**Task details:** Across the entries below, count the lines in which the word "heart" occurs. Reply with the count alone.

Web page and app entries
****

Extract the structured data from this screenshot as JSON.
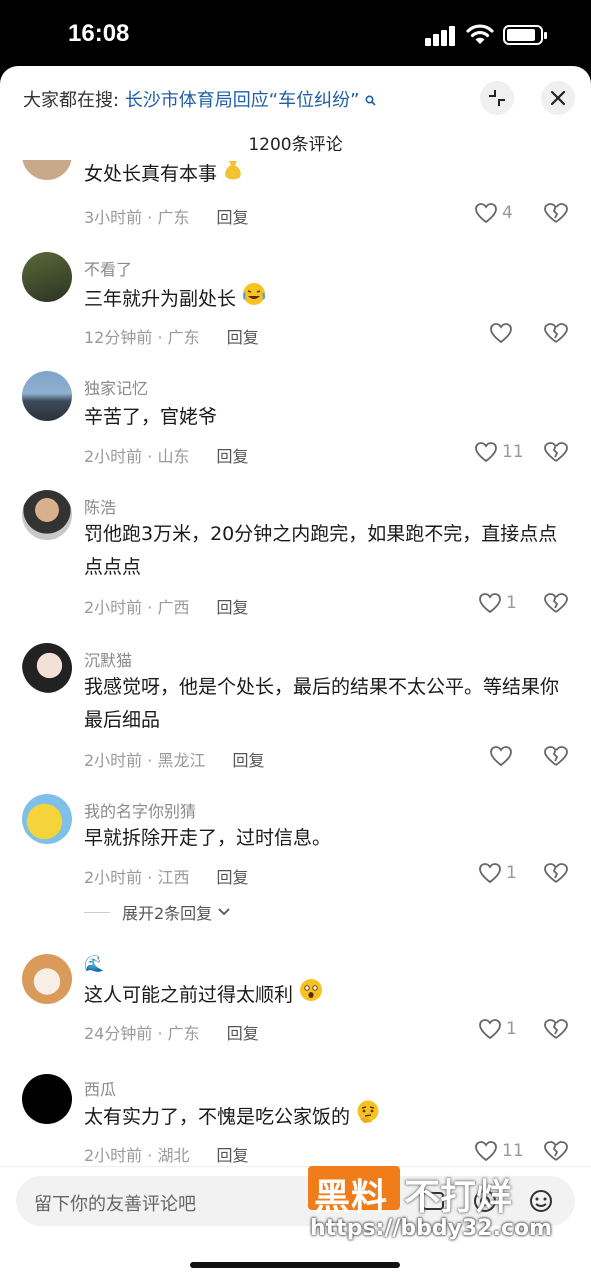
{
  "status_bar": {
    "time": "16:08"
  },
  "header": {
    "search_prefix": "大家都在搜:",
    "search_topic": "长沙市体育局回应“车位纠纷”",
    "comment_count": "1200条评论"
  },
  "comments": [
    {
      "username": "",
      "text": "女处长真有本事",
      "time_location": "3小时前 · 广东",
      "reply_label": "回复",
      "likes": "4"
    },
    {
      "username": "不看了",
      "text": "三年就升为副处长",
      "time_location": "12分钟前 · 广东",
      "reply_label": "回复",
      "likes": ""
    },
    {
      "username": "独家记忆",
      "text": "辛苦了，官姥爷",
      "time_location": "2小时前 · 山东",
      "reply_label": "回复",
      "likes": "11"
    },
    {
      "username": "陈浩",
      "text": "罚他跑3万米，20分钟之内跑完，如果跑不完，直接点点点点点",
      "time_location": "2小时前 · 广西",
      "reply_label": "回复",
      "likes": "1"
    },
    {
      "username": "沉默猫",
      "text": "我感觉呀，他是个处长，最后的结果不太公平。等结果你最后细品",
      "time_location": "2小时前 · 黑龙江",
      "reply_label": "回复",
      "likes": ""
    },
    {
      "username": "我的名字你别猜",
      "text": "早就拆除开走了，过时信息。",
      "time_location": "2小时前 · 江西",
      "reply_label": "回复",
      "likes": "1",
      "expand_label": "展开2条回复"
    },
    {
      "username": "🌊",
      "text": "这人可能之前过得太顺利",
      "time_location": "24分钟前 · 广东",
      "reply_label": "回复",
      "likes": "1"
    },
    {
      "username": "西瓜",
      "text": "太有实力了，不愧是吃公家饭的",
      "time_location": "2小时前 · 湖北",
      "reply_label": "回复",
      "likes": "11"
    }
  ],
  "input": {
    "placeholder": "留下你的友善评论吧"
  },
  "watermark": {
    "brand_a": "黑料",
    "brand_b": "不打烊",
    "url": "https://bbdy32.com"
  },
  "icons": {
    "like": "heart-outline-icon",
    "dislike": "broken-heart-icon",
    "close": "close-icon",
    "collapse": "collapse-icon",
    "search": "search-icon"
  }
}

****

**Solution:** 2